**DATA PROVIDED**
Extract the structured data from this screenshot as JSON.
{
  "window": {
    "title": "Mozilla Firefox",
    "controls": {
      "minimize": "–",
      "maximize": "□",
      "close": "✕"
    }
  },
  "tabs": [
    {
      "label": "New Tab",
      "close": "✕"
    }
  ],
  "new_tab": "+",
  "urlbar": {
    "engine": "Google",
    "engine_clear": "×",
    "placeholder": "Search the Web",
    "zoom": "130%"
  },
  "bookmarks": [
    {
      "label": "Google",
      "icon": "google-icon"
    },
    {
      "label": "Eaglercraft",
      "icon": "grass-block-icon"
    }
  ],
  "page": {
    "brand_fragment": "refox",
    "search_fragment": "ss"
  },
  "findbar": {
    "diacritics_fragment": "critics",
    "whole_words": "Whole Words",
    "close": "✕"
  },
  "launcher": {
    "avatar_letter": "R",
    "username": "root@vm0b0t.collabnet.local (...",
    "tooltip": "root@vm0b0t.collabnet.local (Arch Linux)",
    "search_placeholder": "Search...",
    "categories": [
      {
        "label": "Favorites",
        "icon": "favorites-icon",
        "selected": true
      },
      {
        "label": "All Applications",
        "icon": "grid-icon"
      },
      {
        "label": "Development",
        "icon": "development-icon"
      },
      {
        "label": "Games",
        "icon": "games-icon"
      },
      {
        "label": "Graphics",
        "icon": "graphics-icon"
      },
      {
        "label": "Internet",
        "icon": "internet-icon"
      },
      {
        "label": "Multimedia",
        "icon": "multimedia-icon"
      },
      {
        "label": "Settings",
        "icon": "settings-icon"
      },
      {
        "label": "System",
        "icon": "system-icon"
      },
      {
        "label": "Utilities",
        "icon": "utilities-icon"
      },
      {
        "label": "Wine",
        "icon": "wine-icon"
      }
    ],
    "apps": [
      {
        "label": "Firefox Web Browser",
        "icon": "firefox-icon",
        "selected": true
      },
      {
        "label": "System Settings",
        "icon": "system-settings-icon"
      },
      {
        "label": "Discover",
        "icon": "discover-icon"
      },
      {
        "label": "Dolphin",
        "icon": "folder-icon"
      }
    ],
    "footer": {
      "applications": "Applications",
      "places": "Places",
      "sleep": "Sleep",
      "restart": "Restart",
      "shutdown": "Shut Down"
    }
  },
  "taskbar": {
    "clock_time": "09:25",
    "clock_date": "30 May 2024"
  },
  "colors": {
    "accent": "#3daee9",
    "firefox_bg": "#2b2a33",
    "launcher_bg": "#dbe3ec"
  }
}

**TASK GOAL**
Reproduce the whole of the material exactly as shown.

**WRITTEN ANSWER**
Extract the structured data from this screenshot as JSON.
{
  "window": {
    "title": "Mozilla Firefox",
    "controls": {
      "minimize": "–",
      "maximize": "□",
      "close": "✕"
    }
  },
  "tabs": [
    {
      "label": "New Tab",
      "close": "✕"
    }
  ],
  "new_tab": "+",
  "urlbar": {
    "engine": "Google",
    "engine_clear": "×",
    "placeholder": "Search the Web",
    "zoom": "130%"
  },
  "bookmarks": [
    {
      "label": "Google",
      "icon": "google-icon"
    },
    {
      "label": "Eaglercraft",
      "icon": "grass-block-icon"
    }
  ],
  "page": {
    "brand_fragment": "refox",
    "search_fragment": "ss"
  },
  "findbar": {
    "diacritics_fragment": "critics",
    "whole_words": "Whole Words",
    "close": "✕"
  },
  "launcher": {
    "avatar_letter": "R",
    "username": "root@vm0b0t.collabnet.local (...",
    "tooltip": "root@vm0b0t.collabnet.local (Arch Linux)",
    "search_placeholder": "Search...",
    "categories": [
      {
        "label": "Favorites",
        "icon": "favorites-icon",
        "selected": true
      },
      {
        "label": "All Applications",
        "icon": "grid-icon"
      },
      {
        "label": "Development",
        "icon": "development-icon"
      },
      {
        "label": "Games",
        "icon": "games-icon"
      },
      {
        "label": "Graphics",
        "icon": "graphics-icon"
      },
      {
        "label": "Internet",
        "icon": "internet-icon"
      },
      {
        "label": "Multimedia",
        "icon": "multimedia-icon"
      },
      {
        "label": "Settings",
        "icon": "settings-icon"
      },
      {
        "label": "System",
        "icon": "system-icon"
      },
      {
        "label": "Utilities",
        "icon": "utilities-icon"
      },
      {
        "label": "Wine",
        "icon": "wine-icon"
      }
    ],
    "apps": [
      {
        "label": "Firefox Web Browser",
        "icon": "firefox-icon",
        "selected": true
      },
      {
        "label": "System Settings",
        "icon": "system-settings-icon"
      },
      {
        "label": "Discover",
        "icon": "discover-icon"
      },
      {
        "label": "Dolphin",
        "icon": "folder-icon"
      }
    ],
    "footer": {
      "applications": "Applications",
      "places": "Places",
      "sleep": "Sleep",
      "restart": "Restart",
      "shutdown": "Shut Down"
    }
  },
  "taskbar": {
    "clock_time": "09:25",
    "clock_date": "30 May 2024"
  },
  "colors": {
    "accent": "#3daee9",
    "firefox_bg": "#2b2a33",
    "launcher_bg": "#dbe3ec"
  }
}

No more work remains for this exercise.